I consider myself a "big picture" composer. I like my pieces to have one or two, maybe three clear ideas that encompass the whole thing. Clarity. Perhaps that's why I compose a lot of shorter pieces. There is only one track over five minutes on my first trio record, and the forthcoming record features 13 short pieces played as a set. It is usually difficult for me to trust a longer work. Does the audience stay engaged? Almost all of my daily improvisations consisted of one or two ideas that were explored as long as they held interest to me. After that, the piece ended, and that felt nice and right. Herein lies the challenge with the hour long time requirement. It seems that it is almost impossible to do what would be natural to me, that is to explore one or two ideas for an hour or longer. I have trouble trusting that listeners, including myself, can stay interested in those ideas for that long. So I end up exploring more ideas. Sometimes it is as if I'm doing three or four or more improvisations back to back. Other times different ideas seem to flow fairly seamlessly into one another. One effect that this project is having on me, is it is making me stay with ideas longer. I think this is a good thing. There is one extended improvisation that more or less explores one idea: June 13, 2011. Perhaps it is the strongest one. December 2, 2011
Some reflections on the weekly improvisations: The state of mind that I set out to find (see below) has been rarely found during these improvisations. This no doubt has to do with the fact that I don't have the support of other improvisers. However, there is often an opening that occurs during these improvs, it's just a different feeling. I think I would fail to describe that feeling, so all I'll say is that it's enjoyable, but requires more effort to maintain.
The time requirement has been interesting to deal with. I have never completely excaped the clock. But many times when it feels right to stop, I just end up shifting to a new idea or new territory, and it seems to work fine. The extended improvisations seem similar to Zazen meditation, in which there is also a time requirement. The way I deal with that requirement is a very important part of both the improvs and the meditation. That is a definitely a look in the mirror.
I've noticed that I end up in a tonal area more often in these longer improvisations than I did in the shorter daily ones. Sometimes parts of these even seem a little smooth and sappy. But I think the reason for the tonality tendency is because it's a means of keeping the intensity up without having to overplay. The pull against a tonal center can be interesting and intense. Or maybe it's just how I am feeling these days. Either way, I aim to let anything that wants to come out, come out.

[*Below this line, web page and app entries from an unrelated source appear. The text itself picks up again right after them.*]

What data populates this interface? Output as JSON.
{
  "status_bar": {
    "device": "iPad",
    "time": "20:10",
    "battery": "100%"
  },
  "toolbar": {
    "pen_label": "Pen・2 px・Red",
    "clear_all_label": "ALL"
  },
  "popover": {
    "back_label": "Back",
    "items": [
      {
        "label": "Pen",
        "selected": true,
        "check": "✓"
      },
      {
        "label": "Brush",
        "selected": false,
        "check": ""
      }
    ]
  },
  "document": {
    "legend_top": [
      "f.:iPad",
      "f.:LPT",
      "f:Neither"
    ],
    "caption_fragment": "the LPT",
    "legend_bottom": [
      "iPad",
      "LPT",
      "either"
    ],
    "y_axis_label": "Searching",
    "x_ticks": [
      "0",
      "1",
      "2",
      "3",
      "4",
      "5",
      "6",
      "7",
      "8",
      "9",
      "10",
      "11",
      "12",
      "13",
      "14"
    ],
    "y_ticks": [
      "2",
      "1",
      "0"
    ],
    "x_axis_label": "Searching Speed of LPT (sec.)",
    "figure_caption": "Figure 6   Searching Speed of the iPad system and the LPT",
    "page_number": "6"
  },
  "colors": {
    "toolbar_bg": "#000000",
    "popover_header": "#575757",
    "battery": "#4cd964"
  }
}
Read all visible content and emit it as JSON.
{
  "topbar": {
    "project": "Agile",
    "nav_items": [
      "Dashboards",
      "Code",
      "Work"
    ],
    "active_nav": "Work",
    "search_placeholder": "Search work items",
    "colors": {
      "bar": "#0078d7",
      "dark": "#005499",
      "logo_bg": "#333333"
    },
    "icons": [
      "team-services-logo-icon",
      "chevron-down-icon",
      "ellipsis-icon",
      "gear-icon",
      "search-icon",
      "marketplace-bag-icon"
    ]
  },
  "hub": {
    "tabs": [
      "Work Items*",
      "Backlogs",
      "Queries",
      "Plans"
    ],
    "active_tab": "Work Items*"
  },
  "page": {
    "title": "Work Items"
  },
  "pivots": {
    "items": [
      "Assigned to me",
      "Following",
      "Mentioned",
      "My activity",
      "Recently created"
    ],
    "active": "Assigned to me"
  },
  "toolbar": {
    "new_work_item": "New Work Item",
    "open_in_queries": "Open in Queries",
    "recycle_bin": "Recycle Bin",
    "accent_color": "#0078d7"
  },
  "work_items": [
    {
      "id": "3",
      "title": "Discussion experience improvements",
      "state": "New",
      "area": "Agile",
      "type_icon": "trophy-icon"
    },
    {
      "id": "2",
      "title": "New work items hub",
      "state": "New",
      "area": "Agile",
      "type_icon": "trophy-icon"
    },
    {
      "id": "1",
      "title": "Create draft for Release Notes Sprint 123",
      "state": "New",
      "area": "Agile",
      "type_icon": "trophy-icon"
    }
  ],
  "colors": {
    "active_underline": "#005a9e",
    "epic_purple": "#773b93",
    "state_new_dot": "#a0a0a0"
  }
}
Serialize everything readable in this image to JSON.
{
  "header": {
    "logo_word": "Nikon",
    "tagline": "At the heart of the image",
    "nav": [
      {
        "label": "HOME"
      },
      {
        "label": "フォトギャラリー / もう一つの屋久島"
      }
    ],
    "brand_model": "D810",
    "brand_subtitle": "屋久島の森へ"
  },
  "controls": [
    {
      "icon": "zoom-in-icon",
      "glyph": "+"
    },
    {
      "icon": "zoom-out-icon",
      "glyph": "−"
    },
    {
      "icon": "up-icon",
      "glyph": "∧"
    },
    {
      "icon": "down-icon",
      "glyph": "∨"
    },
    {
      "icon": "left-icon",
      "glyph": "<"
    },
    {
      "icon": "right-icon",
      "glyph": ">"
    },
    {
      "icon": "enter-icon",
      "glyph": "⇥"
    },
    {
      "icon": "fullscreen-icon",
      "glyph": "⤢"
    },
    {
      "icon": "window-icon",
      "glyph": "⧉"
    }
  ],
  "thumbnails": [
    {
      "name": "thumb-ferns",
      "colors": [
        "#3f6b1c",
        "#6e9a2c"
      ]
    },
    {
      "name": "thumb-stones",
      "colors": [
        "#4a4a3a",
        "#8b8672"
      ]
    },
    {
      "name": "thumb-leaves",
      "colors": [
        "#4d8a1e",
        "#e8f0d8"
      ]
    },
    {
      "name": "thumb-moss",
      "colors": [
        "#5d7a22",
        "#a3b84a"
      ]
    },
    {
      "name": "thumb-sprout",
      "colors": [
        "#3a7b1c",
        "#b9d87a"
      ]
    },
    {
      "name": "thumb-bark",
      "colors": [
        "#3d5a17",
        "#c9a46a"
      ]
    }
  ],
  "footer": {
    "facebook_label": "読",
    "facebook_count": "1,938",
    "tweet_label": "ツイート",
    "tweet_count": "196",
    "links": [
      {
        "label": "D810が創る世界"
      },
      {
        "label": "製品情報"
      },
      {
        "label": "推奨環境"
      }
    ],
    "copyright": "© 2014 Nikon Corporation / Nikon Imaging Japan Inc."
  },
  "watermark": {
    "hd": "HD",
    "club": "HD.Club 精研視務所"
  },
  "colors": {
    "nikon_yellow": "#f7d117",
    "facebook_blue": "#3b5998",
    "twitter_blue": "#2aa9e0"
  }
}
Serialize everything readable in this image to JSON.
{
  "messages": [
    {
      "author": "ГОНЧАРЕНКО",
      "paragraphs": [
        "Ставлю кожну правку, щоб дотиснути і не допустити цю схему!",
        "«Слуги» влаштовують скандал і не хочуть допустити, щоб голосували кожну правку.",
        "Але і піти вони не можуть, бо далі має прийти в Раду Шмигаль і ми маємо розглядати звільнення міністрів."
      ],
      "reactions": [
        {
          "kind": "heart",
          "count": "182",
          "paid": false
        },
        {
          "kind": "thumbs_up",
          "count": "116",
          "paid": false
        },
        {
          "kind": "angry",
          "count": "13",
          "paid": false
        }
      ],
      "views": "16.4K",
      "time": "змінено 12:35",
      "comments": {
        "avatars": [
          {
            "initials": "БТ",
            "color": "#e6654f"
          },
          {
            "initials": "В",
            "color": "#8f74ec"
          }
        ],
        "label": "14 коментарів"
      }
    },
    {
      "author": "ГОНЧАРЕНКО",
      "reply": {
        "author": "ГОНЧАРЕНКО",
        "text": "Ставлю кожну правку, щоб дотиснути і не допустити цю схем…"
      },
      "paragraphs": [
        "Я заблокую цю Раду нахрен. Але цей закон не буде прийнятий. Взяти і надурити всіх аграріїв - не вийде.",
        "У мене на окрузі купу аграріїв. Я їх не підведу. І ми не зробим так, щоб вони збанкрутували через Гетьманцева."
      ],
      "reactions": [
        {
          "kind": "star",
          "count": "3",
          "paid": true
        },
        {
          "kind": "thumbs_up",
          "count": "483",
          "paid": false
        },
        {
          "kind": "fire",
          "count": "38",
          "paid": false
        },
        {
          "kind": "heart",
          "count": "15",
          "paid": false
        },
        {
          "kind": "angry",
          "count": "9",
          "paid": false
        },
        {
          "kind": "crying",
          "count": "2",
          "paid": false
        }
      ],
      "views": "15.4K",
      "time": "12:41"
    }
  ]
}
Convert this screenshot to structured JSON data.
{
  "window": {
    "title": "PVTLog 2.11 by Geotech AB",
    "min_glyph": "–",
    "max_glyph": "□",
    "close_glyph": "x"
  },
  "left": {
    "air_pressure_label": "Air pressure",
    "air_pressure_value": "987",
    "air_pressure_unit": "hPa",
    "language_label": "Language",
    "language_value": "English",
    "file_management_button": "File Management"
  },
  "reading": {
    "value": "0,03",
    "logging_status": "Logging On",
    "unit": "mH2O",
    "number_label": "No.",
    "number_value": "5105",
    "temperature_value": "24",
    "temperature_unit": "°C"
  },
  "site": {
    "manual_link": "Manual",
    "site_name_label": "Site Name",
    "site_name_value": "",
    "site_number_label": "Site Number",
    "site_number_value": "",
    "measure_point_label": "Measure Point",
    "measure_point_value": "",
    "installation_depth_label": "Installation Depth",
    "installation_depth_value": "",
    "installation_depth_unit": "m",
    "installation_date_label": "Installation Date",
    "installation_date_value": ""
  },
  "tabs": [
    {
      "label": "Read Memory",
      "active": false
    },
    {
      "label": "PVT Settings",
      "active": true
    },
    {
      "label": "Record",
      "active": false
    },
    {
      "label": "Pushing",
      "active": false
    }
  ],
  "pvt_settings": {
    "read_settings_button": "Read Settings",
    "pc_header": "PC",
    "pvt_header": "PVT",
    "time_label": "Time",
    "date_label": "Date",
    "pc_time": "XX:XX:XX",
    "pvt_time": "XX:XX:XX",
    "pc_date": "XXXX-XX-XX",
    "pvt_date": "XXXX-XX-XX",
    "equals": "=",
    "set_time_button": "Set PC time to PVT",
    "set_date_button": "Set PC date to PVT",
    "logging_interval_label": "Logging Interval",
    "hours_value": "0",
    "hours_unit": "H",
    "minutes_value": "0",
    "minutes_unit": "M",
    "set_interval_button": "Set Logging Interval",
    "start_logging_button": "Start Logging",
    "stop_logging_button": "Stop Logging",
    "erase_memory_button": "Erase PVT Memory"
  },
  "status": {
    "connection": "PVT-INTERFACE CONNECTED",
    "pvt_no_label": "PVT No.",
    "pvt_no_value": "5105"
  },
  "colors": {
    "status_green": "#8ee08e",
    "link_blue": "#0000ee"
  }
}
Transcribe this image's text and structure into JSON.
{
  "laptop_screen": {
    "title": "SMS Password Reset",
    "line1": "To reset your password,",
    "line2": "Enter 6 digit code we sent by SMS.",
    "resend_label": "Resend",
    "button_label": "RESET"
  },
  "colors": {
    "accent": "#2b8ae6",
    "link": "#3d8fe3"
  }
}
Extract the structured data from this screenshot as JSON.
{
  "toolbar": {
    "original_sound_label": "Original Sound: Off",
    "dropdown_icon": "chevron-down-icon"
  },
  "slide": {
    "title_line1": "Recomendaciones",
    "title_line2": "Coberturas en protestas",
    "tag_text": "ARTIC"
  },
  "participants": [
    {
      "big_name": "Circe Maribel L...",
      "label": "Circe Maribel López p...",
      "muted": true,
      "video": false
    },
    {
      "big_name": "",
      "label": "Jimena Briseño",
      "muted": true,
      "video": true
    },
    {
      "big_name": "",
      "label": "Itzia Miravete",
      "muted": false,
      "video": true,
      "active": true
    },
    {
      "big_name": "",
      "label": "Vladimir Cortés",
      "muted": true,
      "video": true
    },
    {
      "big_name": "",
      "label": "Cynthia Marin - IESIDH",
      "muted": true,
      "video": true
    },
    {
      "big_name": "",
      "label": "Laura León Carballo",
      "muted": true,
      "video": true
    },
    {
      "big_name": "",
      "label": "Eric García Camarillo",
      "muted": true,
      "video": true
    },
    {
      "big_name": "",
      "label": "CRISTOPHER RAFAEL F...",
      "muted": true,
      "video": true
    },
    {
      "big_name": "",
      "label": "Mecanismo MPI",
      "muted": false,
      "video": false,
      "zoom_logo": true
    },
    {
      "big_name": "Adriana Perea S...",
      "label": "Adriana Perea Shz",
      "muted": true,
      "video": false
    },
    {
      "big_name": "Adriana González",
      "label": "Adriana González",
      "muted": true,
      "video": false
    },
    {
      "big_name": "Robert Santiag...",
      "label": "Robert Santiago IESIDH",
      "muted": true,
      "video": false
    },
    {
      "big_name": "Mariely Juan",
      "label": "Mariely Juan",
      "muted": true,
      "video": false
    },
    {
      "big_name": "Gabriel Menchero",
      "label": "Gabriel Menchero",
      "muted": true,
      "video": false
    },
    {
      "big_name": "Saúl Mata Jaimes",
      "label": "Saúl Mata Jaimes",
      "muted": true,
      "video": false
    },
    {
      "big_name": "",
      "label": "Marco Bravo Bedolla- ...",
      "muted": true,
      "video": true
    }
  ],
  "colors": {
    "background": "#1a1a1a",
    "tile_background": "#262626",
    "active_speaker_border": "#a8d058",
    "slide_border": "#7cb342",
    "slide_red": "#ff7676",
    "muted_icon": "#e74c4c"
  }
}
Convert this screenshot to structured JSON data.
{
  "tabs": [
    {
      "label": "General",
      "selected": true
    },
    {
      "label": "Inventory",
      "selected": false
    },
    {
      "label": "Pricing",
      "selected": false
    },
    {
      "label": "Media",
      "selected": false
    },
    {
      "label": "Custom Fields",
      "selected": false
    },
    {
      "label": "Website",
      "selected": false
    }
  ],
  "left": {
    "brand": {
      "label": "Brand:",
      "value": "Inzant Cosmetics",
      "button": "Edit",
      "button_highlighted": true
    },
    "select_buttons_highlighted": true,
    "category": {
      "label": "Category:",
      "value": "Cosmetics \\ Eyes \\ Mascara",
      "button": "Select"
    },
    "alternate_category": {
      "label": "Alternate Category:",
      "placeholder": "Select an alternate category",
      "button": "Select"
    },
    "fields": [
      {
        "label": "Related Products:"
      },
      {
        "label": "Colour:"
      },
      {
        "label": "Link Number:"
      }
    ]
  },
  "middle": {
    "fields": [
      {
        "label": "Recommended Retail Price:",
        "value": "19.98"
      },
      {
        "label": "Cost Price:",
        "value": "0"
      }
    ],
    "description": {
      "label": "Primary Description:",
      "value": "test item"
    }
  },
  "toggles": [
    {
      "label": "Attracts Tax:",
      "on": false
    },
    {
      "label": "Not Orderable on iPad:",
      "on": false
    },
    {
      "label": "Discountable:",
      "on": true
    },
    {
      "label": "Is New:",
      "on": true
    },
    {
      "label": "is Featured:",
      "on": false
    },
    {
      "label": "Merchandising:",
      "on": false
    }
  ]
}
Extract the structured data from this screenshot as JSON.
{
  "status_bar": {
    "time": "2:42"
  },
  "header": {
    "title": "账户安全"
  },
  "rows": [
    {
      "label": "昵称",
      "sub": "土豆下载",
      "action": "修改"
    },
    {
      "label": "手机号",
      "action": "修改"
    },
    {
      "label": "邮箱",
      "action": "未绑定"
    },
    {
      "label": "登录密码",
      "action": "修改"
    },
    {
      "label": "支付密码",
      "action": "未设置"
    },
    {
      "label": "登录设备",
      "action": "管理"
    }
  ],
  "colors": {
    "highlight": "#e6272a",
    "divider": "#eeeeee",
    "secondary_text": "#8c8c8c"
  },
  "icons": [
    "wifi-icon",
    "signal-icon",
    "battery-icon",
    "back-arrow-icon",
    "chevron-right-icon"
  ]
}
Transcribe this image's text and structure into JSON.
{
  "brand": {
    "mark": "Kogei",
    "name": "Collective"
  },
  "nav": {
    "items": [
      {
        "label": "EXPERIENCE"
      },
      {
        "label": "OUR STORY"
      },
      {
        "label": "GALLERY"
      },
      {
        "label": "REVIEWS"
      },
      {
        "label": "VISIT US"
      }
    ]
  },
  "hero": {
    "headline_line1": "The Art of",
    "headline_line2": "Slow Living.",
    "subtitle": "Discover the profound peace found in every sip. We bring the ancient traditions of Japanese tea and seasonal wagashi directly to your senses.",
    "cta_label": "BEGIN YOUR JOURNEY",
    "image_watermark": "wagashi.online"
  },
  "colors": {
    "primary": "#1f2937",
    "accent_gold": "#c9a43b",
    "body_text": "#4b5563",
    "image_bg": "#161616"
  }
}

November 4, 2011
Starting the week of May 8, 2011, I will record one improvisation lasting an hour or more each week. I've enjoyed the state of mind brought on by some extended improvisations I've done with friends, so that is the inspiration for this project.
Some initial concerns:
I am a bit hesitant to create a rule that I have to play for an hour or more. I've never improvised for an hour straight solo or with other musicians. I am guessing that it will feel right to stop playing quite often before I've reached an hour. I've never improvised with a time requirement. I worry that I will be looking at the clock during recording, which is where I don't want my mind to be. But I feel like the time requirement will take me into new areas of exploration, so that's what I will attempt. Also, I'm not sure how to handle interruptions that may arise. What happens if the doorbell rings when I'm at minute 50? Do I ignore it? Do I stop and start again? Do I try again tomorrow? Scheduling may also be a problem. The daily improvisations were for the most part easy to schedule, because there was no time rule. Some days it was only a minute or two long because that was all the time available that day. But here I will need to find an hour or more of time when I will not be interrupted by anything. Nonetheless, I am excited to begin. May 4, 2011